*** Begin section ***

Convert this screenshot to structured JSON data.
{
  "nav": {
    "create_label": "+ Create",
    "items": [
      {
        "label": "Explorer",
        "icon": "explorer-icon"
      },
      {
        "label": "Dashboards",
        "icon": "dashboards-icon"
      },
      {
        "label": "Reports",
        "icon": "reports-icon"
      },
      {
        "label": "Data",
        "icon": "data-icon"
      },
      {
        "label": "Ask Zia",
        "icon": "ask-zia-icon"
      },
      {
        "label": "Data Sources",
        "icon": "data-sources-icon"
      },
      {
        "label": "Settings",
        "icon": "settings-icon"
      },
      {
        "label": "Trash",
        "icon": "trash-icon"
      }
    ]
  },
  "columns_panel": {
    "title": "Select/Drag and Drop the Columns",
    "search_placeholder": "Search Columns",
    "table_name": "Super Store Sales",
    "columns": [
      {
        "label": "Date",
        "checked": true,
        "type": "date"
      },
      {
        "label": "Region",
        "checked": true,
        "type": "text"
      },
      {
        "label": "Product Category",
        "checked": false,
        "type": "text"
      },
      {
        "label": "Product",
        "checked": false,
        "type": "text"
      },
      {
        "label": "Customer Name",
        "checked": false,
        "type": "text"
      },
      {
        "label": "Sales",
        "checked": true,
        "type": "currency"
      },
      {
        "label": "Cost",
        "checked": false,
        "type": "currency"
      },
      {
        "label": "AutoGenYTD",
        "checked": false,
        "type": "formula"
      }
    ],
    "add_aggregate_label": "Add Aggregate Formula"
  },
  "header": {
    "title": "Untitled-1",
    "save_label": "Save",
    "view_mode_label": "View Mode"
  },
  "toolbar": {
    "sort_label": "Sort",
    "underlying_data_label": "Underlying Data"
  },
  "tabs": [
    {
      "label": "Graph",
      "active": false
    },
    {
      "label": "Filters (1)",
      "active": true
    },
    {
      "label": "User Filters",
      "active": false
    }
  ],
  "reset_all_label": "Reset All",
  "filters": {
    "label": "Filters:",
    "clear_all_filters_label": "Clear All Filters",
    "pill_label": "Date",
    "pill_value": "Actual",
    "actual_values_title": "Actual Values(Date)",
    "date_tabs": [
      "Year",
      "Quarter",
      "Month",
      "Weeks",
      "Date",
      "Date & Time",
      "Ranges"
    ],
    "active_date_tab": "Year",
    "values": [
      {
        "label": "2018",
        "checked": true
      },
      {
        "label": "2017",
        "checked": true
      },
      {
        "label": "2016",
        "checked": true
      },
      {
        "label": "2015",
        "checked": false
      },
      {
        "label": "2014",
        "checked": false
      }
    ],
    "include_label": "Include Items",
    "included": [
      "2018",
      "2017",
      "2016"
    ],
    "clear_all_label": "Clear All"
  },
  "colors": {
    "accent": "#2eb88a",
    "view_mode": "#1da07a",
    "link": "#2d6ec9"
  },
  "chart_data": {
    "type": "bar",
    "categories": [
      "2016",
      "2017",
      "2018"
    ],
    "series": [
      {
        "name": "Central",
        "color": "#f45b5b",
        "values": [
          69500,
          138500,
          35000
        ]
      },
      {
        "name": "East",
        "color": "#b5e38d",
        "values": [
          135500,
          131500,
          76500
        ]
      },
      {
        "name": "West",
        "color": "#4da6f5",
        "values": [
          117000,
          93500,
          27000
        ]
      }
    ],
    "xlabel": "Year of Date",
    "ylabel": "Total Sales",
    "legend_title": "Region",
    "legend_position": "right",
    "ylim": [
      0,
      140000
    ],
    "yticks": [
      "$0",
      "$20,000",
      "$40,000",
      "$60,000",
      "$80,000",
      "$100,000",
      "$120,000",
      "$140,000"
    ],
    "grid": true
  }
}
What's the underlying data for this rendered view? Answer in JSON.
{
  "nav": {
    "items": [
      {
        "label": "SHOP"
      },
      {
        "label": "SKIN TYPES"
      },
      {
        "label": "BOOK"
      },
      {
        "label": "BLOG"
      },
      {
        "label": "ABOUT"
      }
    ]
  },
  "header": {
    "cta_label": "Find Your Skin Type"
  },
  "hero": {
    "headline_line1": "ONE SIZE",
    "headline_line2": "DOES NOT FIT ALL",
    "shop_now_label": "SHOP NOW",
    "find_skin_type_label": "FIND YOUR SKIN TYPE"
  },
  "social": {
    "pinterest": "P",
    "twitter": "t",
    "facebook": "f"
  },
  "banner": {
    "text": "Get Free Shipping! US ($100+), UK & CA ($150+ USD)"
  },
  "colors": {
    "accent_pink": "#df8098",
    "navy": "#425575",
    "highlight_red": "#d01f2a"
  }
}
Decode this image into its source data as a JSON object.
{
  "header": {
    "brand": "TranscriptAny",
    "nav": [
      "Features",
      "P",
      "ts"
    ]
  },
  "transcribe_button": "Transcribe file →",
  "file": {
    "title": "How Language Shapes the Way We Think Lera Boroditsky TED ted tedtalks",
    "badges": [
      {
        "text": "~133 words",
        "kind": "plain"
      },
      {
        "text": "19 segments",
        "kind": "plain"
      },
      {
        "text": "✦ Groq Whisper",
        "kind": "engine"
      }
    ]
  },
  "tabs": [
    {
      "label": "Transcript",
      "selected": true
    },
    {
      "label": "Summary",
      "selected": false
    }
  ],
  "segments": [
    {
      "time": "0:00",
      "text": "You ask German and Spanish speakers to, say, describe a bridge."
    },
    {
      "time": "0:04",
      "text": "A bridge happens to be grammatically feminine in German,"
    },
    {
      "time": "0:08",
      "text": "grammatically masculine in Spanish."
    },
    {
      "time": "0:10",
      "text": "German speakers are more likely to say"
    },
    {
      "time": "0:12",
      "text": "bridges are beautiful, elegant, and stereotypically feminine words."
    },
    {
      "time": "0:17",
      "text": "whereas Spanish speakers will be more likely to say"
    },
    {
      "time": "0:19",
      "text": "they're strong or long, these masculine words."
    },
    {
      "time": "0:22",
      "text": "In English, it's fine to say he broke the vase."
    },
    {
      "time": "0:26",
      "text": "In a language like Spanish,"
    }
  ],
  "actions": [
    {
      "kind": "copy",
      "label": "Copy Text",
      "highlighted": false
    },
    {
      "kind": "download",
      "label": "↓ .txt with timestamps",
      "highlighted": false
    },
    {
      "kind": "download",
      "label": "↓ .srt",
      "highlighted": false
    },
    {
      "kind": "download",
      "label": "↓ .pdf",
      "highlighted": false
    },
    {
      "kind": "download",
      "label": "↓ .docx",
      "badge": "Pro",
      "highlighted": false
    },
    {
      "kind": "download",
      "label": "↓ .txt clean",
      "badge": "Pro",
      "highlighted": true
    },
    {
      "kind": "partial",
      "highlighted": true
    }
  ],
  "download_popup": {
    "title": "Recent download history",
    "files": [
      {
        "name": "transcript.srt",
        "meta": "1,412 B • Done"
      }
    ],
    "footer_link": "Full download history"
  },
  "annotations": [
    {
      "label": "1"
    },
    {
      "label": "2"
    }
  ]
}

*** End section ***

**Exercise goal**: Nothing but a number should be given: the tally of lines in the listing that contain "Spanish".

**Solution**: 4